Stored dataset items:
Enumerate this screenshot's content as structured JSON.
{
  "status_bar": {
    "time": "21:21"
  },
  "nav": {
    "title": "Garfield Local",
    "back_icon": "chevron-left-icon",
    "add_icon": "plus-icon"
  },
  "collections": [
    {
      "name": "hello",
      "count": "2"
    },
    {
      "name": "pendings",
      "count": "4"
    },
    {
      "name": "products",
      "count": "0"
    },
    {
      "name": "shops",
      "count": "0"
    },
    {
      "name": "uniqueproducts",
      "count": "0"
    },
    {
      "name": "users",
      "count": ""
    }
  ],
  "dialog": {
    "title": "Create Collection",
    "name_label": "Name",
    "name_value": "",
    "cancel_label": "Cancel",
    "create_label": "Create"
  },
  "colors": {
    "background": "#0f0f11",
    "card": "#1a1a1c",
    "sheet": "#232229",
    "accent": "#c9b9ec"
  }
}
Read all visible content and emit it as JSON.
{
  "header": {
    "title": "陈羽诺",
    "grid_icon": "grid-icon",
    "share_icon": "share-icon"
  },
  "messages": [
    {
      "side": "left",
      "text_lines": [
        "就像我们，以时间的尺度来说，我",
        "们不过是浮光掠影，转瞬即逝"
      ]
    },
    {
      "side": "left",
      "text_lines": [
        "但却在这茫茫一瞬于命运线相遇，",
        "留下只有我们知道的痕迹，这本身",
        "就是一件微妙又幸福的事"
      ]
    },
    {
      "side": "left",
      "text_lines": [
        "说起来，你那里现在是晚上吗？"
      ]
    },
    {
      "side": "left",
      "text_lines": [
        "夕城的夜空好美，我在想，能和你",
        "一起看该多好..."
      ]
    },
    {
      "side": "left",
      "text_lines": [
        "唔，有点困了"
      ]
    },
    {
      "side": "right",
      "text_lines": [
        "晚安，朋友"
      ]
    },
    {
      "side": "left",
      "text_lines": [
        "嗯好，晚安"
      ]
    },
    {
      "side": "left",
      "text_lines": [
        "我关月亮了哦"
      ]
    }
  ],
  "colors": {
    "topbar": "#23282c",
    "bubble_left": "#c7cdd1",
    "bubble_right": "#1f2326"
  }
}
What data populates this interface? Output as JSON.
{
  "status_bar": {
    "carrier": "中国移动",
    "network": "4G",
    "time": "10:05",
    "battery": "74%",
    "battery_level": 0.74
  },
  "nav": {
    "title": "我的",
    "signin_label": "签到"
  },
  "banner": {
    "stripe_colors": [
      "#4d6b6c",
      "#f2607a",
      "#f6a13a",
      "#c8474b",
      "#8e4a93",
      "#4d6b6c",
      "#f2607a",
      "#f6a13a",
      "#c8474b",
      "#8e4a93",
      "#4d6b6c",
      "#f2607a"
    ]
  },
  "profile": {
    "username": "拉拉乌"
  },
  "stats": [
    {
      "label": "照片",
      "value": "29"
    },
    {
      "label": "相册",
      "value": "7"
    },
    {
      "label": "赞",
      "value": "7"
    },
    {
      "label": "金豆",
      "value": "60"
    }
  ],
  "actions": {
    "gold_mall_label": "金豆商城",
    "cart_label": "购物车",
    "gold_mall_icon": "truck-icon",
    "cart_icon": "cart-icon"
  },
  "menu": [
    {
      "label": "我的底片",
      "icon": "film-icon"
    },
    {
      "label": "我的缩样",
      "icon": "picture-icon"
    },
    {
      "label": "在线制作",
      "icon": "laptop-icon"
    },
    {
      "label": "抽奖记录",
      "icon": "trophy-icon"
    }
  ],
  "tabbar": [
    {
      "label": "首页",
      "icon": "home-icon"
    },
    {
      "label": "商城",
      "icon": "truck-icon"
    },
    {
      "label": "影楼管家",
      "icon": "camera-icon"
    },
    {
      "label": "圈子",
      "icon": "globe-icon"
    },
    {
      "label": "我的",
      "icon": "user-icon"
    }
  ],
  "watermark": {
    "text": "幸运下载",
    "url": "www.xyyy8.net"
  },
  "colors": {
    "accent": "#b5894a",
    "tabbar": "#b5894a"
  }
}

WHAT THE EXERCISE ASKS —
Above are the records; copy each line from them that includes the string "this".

TASK OUTPUT —
Enumerate this screenshot's content as structured JSON.
What data populates this interface? Output as JSON.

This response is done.